Using GIS mapping, I can identify at-risk communities most impacted by water-related natural disasters in the Houston Metropolitan Area (HMA), which is highly susceptible to hurricanes, tropical storms, and excessive flooding. Geospatial analysis reveals that at-risk communities are not randomly distributed throughout the HMA; populations like women and children are at higher risk of disproportionate outcomes during flooding events.
Endless hours writing and analyzing samples in the lab was not the most difficult part of graduate school, however. It was walking into a class and seeing that, yet again, no one else looks like me. It was walking into a room and knowing I must fight twice as hard to disprove any underlying biases people might have of me. It was when comments were made that weren’t necessarily targeted at me, but that impacted me because I was the only black woman in the room, lecture hall, or meeting.
The association between WASH services and gendered vulnerability to violence in rural locales and urban slums in developing countries has received the most study, but women everywhere are vulnerable when they lack access to, or are accessing, WASH services. All of which leaves one asking why global leaders focus on the possibility of future water-related conflict rather than respond to the very real crisis conditions in which women and girls exist now?
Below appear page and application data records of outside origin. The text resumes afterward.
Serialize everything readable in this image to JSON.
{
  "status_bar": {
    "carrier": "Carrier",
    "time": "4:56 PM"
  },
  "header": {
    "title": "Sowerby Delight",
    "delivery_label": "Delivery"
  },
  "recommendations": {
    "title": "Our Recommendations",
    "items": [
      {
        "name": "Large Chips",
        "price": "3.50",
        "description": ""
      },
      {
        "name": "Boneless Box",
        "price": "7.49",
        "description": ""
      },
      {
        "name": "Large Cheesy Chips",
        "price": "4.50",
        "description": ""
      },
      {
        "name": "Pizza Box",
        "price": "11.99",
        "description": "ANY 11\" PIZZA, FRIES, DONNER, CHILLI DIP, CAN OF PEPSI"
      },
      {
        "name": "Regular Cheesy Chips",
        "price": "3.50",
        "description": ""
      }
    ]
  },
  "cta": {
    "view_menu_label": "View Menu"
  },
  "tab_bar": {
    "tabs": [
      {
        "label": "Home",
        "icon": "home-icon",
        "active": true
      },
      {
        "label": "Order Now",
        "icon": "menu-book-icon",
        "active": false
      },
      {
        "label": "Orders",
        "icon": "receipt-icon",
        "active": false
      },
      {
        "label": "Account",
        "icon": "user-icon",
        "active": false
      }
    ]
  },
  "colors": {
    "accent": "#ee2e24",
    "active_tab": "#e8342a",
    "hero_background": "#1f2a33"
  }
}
Through interviews, surveys and focus group discussions with 258 households in Mathare during 2016 and 2017, I found that women faced huge challenges and trauma in collecting water. Besides the woes of finding a running tap and wasting valuable time waiting in queues, procuring water entails physical hardship that often leads to mental agony that sometimes even threatens the women’s safety.